University of Rochester engineers have developed a computer program that gauges human feelings by analyzing 12 features of speech, such as pitch and volume, to identify one of six emotions from a sound recording with 81 percent accuracy.
The program has used to develop a prototype of an app that displays either a happy or sad face after it records and analyzes the user’s voice. It was built by one of Heinzelman’s graduate students, Na Yang, during a summer internship at Microsoft Research.
“The research is still in its early days,” said Wendi Heinzelman, professor of electrical and computer engineering, “but it is easy to envision a more complex app that could use this technology for everything from adjusting the colors displayed on your mobile to playing music fitting to how you’re feeling after recording your voice.”
Rochester psychologist Melissa Sturge-Apple, who is using the program in research on parent-teen communication, explained that emotion affects the way people speak by altering the volume, pitch, and even the harmonics of their speech.
The researchers established 12 specific features in speech that were measured in each recording at short intervals.
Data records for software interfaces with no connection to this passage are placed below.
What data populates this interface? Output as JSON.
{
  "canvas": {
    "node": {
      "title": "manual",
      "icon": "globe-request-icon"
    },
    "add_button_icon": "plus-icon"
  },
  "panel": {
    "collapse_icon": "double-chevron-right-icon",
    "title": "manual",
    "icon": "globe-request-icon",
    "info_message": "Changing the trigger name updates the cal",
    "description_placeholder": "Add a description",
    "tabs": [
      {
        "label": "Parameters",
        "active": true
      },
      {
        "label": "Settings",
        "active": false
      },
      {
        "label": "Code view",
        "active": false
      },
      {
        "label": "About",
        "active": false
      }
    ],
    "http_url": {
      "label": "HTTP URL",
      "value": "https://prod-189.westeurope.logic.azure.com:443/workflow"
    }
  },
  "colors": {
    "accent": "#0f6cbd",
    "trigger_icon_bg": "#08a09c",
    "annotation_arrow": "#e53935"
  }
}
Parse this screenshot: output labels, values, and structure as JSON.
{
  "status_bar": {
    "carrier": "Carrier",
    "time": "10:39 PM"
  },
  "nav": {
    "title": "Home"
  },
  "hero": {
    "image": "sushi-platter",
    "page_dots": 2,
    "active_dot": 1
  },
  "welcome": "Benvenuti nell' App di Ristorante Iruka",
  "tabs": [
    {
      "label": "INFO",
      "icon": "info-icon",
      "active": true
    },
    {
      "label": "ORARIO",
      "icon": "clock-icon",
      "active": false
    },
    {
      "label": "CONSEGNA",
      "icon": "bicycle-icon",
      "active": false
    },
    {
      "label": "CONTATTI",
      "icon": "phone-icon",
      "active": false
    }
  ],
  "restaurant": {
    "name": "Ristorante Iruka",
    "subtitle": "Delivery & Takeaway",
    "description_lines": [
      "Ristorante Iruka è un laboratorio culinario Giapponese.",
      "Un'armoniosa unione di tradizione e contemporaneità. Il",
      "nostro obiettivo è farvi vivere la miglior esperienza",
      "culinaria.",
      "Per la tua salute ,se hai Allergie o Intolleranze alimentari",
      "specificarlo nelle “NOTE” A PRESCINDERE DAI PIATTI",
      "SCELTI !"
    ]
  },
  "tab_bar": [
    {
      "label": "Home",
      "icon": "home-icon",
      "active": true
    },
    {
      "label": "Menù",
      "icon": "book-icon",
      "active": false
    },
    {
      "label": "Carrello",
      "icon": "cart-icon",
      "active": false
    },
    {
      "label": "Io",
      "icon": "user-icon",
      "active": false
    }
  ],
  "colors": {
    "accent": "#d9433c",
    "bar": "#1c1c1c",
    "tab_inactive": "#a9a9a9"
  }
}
The researchers then categorized each of the recordings and used them to teach the computer program what “sad,” “happy,” “fearful,” “disgusted,” or “neutral” sound like